#### What you have to do:
Although the entries contain pictures, your copy should hold only their exact text.

#### Exercise inputs:
=== Section Start ===
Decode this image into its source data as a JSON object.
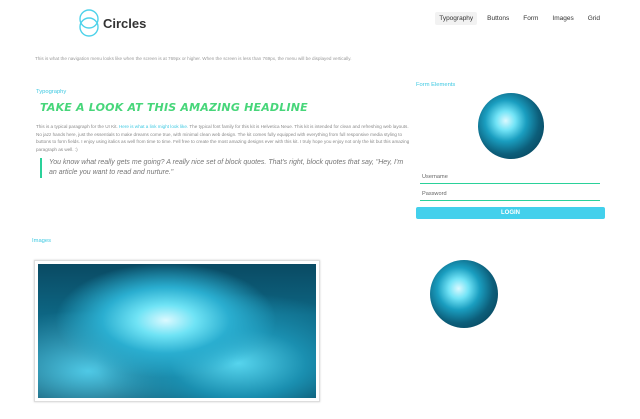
{
  "brand": {
    "name": "Circles",
    "logo_icon": "circles-logo-icon",
    "accent": "#3ec9e2"
  },
  "nav": {
    "items": [
      {
        "label": "Typography",
        "active": true
      },
      {
        "label": "Buttons",
        "active": false
      },
      {
        "label": "Form",
        "active": false
      },
      {
        "label": "Images",
        "active": false
      },
      {
        "label": "Grid",
        "active": false
      }
    ],
    "note": "This is what the navigation menu looks like when the screen is at 769px or higher. When the screen is less than 769px, the menu will be displayed vertically."
  },
  "typography": {
    "section_title": "Typography",
    "headline": "Take a look at this amazing headline",
    "headline_color": "#47d67a",
    "paragraph_before": "This is a typical paragraph for the UI Kit. ",
    "paragraph_link": "Here is what a link might look like.",
    "paragraph_after": " The typical font family for this kit is Helvetica Neue. This kit is intended for clean and refreshing web layouts. No jazz hands here, just the essentials to make dreams come true, with minimal clean web design. The kit comes fully equipped with everything from full responsive media styling to buttons to form fields. I enjoy using italics as well from time to time. Fell free to create the most amazing designs ever with this kit. I truly hope you enjoy not only the kit but this amazing paragraph as well. :)",
    "quote": "You know what really gets me going? A really nice set of block quotes. That's right, block quotes that say, \"Hey, I'm an article you want to read and nurture.\""
  },
  "form": {
    "section_title": "Form Elements",
    "username_placeholder": "Username",
    "password_placeholder": "Password",
    "login_label": "LOGIN",
    "field_line_color": "#2ad19a",
    "button_color": "#43d0ec"
  },
  "images": {
    "section_title": "Images"
  }
}
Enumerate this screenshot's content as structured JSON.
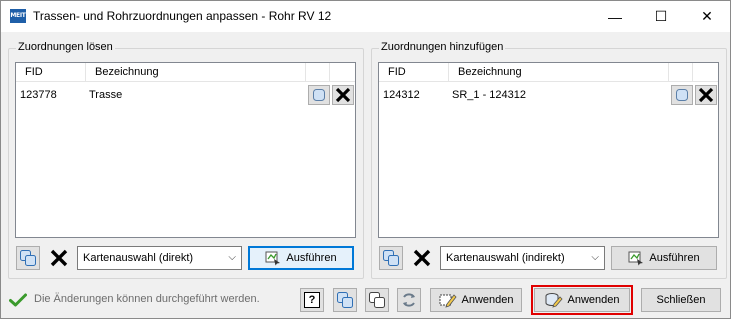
{
  "window": {
    "icon_text": "MEIT",
    "title": "Trassen- und Rohrzuordnungen anpassen - Rohr RV 12",
    "controls": {
      "minimize": "—",
      "maximize": "☐",
      "close": "✕"
    }
  },
  "left_group": {
    "label": "Zuordnungen lösen",
    "columns": [
      "FID",
      "Bezeichnung"
    ],
    "rows": [
      {
        "fid": "123778",
        "bezeichnung": "Trasse"
      }
    ],
    "dropdown_value": "Kartenauswahl (direkt)",
    "run_label": "Ausführen"
  },
  "right_group": {
    "label": "Zuordnungen hinzufügen",
    "columns": [
      "FID",
      "Bezeichnung"
    ],
    "rows": [
      {
        "fid": "124312",
        "bezeichnung": "SR_1 - 124312"
      }
    ],
    "dropdown_value": "Kartenauswahl (indirekt)",
    "run_label": "Ausführen"
  },
  "footer": {
    "status_text": "Die Änderungen können durchgeführt werden.",
    "help_label": "?",
    "apply_label_1": "Anwenden",
    "apply_label_2": "Anwenden",
    "close_label": "Schließen"
  },
  "colors": {
    "highlight_outline": "#e00000",
    "focus_border": "#0078d7",
    "status_check": "#3a9a2c"
  }
}
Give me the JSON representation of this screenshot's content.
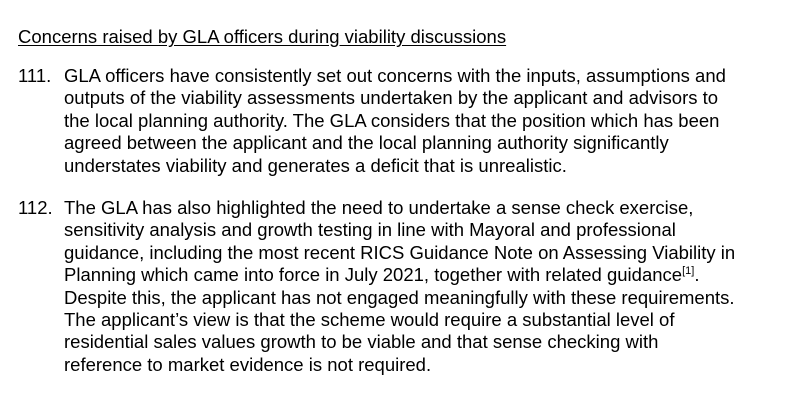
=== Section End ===
#### Solution for this task:
Decode this image into its source data as a JSON object.
{
  "brand": {
    "name": "Circles",
    "logo_icon": "circles-logo-icon",
    "accent": "#3ec9e2"
  },
  "nav": {
    "items": [
      {
        "label": "Typography",
        "active": true
      },
      {
        "label": "Buttons",
        "active": false
      },
      {
        "label": "Form",
        "active": false
      },
      {
        "label": "Images",
        "active": false
      },
      {
        "label": "Grid",
        "active": false
      }
    ],
    "note": "This is what the navigation menu looks like when the screen is at 769px or higher. When the screen is less than 769px, the menu will be displayed vertically."
  },
  "typography": {
    "section_title": "Typography",
    "headline": "Take a look at this amazing headline",
    "headline_color": "#47d67a",
    "paragraph_before": "This is a typical paragraph for the UI Kit. ",
    "paragraph_link": "Here is what a link might look like.",
    "paragraph_after": " The typical font family for this kit is Helvetica Neue. This kit is intended for clean and refreshing web layouts. No jazz hands here, just the essentials to make dreams come true, with minimal clean web design. The kit comes fully equipped with everything from full responsive media styling to buttons to form fields. I enjoy using italics as well from time to time. Fell free to create the most amazing designs ever with this kit. I truly hope you enjoy not only the kit but this amazing paragraph as well. :)",
    "quote": "You know what really gets me going? A really nice set of block quotes. That's right, block quotes that say, \"Hey, I'm an article you want to read and nurture.\""
  },
  "form": {
    "section_title": "Form Elements",
    "username_placeholder": "Username",
    "password_placeholder": "Password",
    "login_label": "LOGIN",
    "field_line_color": "#2ad19a",
    "button_color": "#43d0ec"
  },
  "images": {
    "section_title": "Images"
  }
}
Enumerate this screenshot's content as structured JSON.
{
  "window": {
    "icon_text": "MEIT",
    "title": "Trassen- und Rohrzuordnungen anpassen - Rohr RV 12",
    "controls": {
      "minimize": "—",
      "maximize": "☐",
      "close": "✕"
    }
  },
  "left_group": {
    "label": "Zuordnungen lösen",
    "columns": [
      "FID",
      "Bezeichnung"
    ],
    "rows": [
      {
        "fid": "123778",
        "bezeichnung": "Trasse"
      }
    ],
    "dropdown_value": "Kartenauswahl (direkt)",
    "run_label": "Ausführen"
  },
  "right_group": {
    "label": "Zuordnungen hinzufügen",
    "columns": [
      "FID",
      "Bezeichnung"
    ],
    "rows": [
      {
        "fid": "124312",
        "bezeichnung": "SR_1 - 124312"
      }
    ],
    "dropdown_value": "Kartenauswahl (indirekt)",
    "run_label": "Ausführen"
  },
  "footer": {
    "status_text": "Die Änderungen können durchgeführt werden.",
    "help_label": "?",
    "apply_label_1": "Anwenden",
    "apply_label_2": "Anwenden",
    "close_label": "Schließen"
  },
  "colors": {
    "highlight_outline": "#e00000",
    "focus_border": "#0078d7",
    "status_check": "#3a9a2c"
  }
}
Give me the JSON representation of this screenshot's content.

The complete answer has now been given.